I felt emotionally distressed while watching Confirmation, which re-tells the story of the hearing on Anita Hill’s accusations that Clarence Thomas sexually harassed her. I was angered while watching the all-white, all male, senate judiciary committee imply that Hill’s story was untrue because she did not express a formal complaint sooner. I cringed at seeing black women protesting Anita Hill because we have been socialized to protect and support our black men, even at the cost of the well being of ourselves and our sisters. I was frustrated with the implication that because some people had positive experiences with Clarence Thomas, this meant that there was no way he could do something harmful. Overall, I was saddened as I was reminded of how common it is for sexual harassment to be dismissed as insignificant and how often we as women are forced to grin and bear it in order to keep our jobs, our reputations, and ourselves safe.
The last time I was really depressed was in response to a break up; unexpected heartbreak sent me into a depressive episode that took a few months to pass.
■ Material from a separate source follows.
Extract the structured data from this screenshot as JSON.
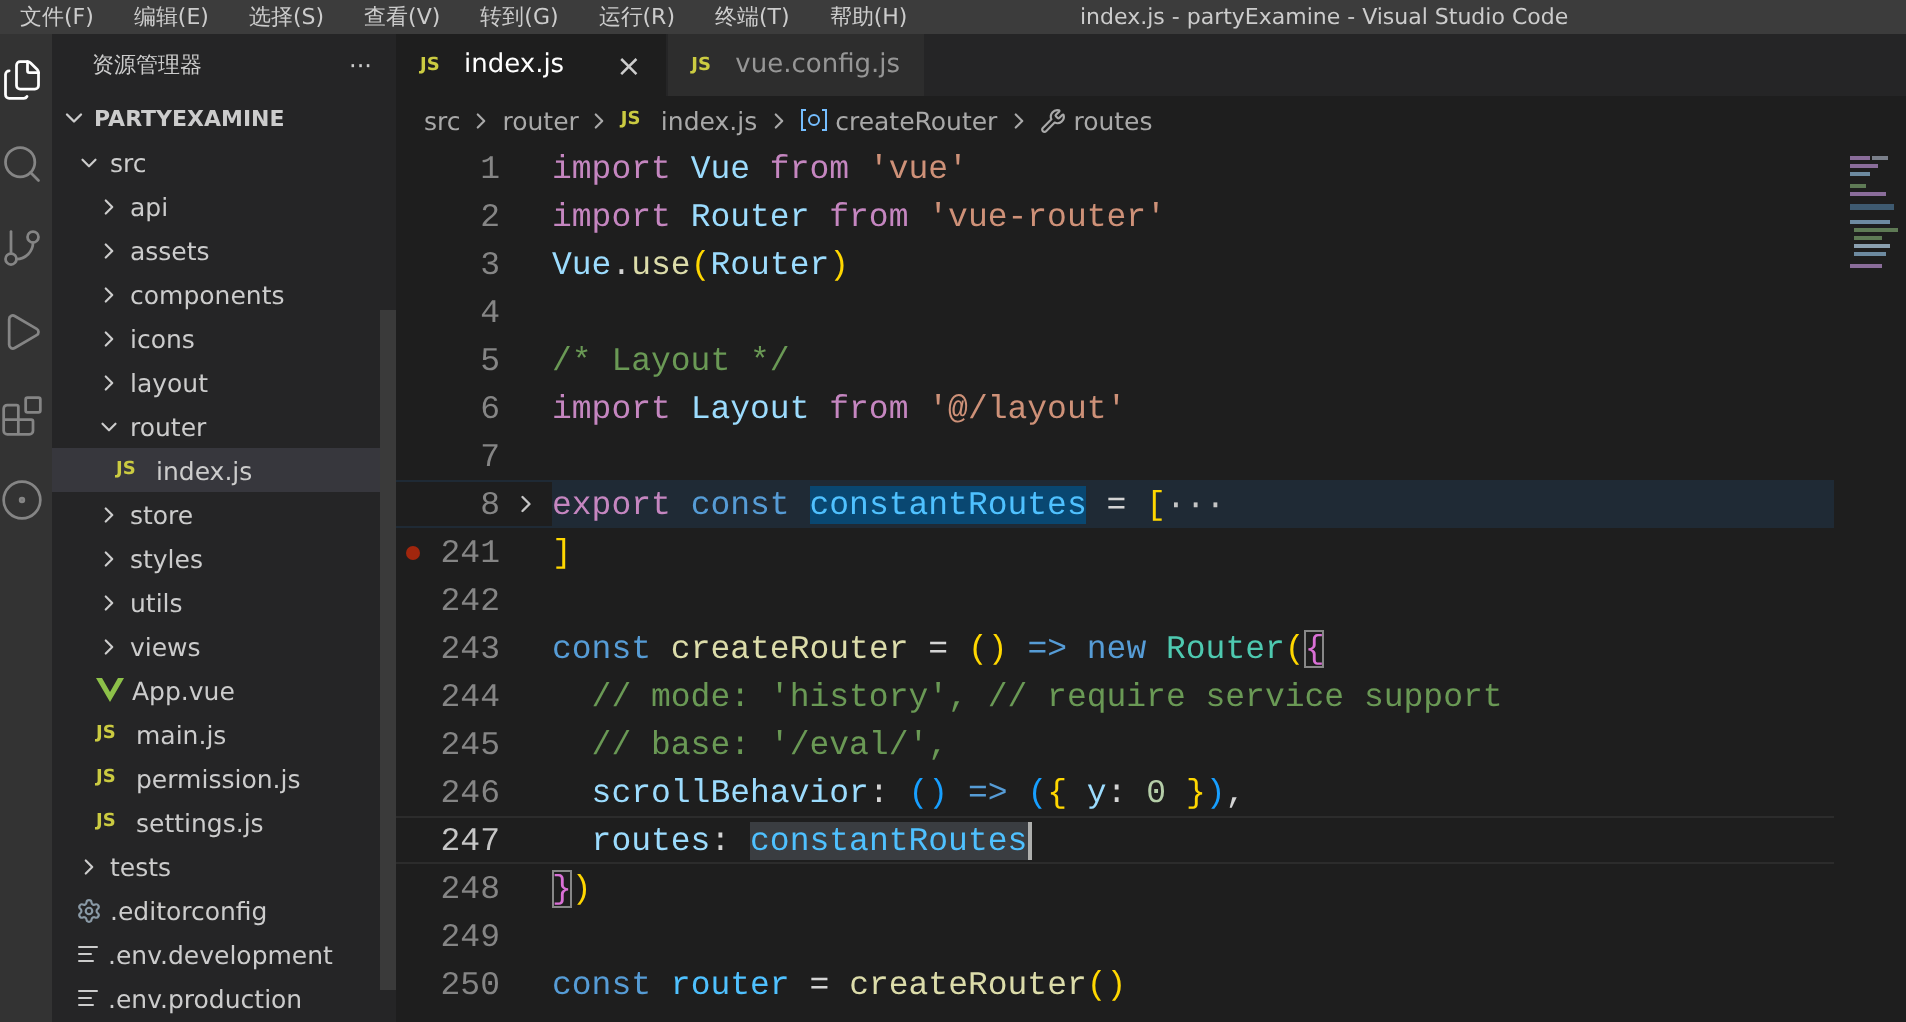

I was crying frequently, my appetite was low and I started to lose weight, I’m usually an outgoing and sociable person but I didn’t want to spend time with my friends, my energy and mood were low, and I felt sad most of the time.
Sometimes depression comes in response to a difficult experience like a break up, the loss of a friendship, or a loved one passing away. Other times, depression emerges unexpectedly and without a clear trigger. No matter what prompts depression, it seems to roll in like a heavy thundercloud, weighing on us, making the air thick and hard to move through, blocking out the sun and warmth, and causing us to question what life was like without this cloud of depression and to wonder whether whether this storm will ever pass.
Boundaries are important. I’m not talking about defensive walls or impenetrable barriers. I’m talking about the things that allow you to know what your limits are, what types of relationships you are comfortable with, and how far you are willing to go in various situations. As black women we may vacillate between having boundaries that let everything and everyone in and putting up emotionally concrete walls for protection. This dynamic reflects the tension that many of us feel between wanting to be loved and cared for and feeling the need to proactively or re-actively defend ourselves against being hurt emotionally. Unfortunately, too many of us have experienced the pain of heartbreak and betrayal that prompt us to build emotional walls which may be moderately successful at keeping us from getting hurt again but also prevent us from experiencing joy and connection. Continue reading “Establishing Healthy Boundaries”→